A CHARITY which helps youngsters going through the tragedy of losing mums, dads and close relatives has announced it will have to cut back on the services it offers or risk total collapse.
Noah’s Ark Trust, which covers south Worcestershire and Herefordshire, is cutting half of its staff and withdrawing services from the north of Worcestershire.
The charity’s board has agreed the desperate measure after seeing its monthly income reduced by almost 50 per cent.
Its incomes from trusts and grants have all but dried up as Britain’s continues to endure an economic slump.
It costs £42,000 a month to run, but for the past few months that figure has been £18,000 short on average.
After digging deep into financial reserves to carry on its existing services, the charity has been left with no choice but to make a big cut or go to the wall.
“It was a tough decision for the board to take but it’s a question of survival,” said chief executive Gabby Beddowes.

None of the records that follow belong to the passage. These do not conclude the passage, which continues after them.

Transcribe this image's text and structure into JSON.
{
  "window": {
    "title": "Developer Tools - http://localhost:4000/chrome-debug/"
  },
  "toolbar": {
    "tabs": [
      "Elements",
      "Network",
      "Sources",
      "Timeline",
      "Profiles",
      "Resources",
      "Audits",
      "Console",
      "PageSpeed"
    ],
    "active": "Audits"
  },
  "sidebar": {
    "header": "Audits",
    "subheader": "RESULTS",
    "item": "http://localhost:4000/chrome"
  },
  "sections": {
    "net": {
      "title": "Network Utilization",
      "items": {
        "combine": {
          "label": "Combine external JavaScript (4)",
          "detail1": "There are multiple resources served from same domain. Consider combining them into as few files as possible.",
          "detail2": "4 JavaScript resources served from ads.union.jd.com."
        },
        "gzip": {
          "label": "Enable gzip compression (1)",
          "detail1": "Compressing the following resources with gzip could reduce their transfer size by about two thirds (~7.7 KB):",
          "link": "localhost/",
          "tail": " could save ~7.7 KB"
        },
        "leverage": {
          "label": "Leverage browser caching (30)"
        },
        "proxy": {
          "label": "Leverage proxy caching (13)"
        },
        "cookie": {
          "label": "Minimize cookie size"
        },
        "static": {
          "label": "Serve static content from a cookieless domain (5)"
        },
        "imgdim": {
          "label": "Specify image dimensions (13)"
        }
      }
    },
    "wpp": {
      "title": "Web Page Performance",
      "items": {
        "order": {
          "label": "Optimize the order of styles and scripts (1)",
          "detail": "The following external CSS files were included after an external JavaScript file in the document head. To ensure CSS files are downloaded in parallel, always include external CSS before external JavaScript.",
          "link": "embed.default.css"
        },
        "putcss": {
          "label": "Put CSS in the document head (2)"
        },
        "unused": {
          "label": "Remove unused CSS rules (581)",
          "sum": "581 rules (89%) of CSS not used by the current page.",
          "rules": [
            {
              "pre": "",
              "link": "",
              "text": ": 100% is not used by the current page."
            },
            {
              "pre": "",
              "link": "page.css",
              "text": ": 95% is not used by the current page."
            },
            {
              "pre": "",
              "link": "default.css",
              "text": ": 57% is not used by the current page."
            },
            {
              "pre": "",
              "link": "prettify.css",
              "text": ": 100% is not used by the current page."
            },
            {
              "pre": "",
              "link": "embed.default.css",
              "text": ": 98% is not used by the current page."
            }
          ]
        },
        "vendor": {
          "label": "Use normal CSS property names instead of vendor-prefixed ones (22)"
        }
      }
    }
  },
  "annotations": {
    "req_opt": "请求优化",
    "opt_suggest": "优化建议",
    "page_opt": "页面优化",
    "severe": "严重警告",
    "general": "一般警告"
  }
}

“The money simply isn’t there to continue to support our current caseload of 900 children. It’s heart-breaking.
“In the long term, without intervention, it is likely to end up costing the community more money.
“Many children who experience the death of someone close to them do not know how to deal with their feelings, which can lead to behavioural and mental health problems further down the line.”
Under the shake-up, four bereavement co-ordinators and two fund-raisers have been put on three months’ notice. Another staff member has already left.
Changes to services mean only children who have lost a parent, brother or sister will be supported by the charity.
And the charity is pulling out of Wyre Forest, Redditch and Bromsgrove at the end of this month, with about 50 bereaved children who had been expecting support now missing out.
Noah’s Ark was set up in 1998, providing thousands of people up to the age of 18 with crucial support at the most traumatic times of their lives.
The cause gets referrals from family members, teachers, doctors and social workers and is widely respected.
Professional staff and volunteers give one-to-one support free of charge.
The charity also runs outdoor activity weekends to build young people’s self-confidence.
Mrs Beddowes is now “begging” businesses and people to help if they can.
“We would beg them to help with the hope we can weather the storm and once again offer a full service in years to come,” she said.
l In tomorrow’s Worcester News, find out more about how the charity’s vital services helped change one young woman’s life and what you can do to help.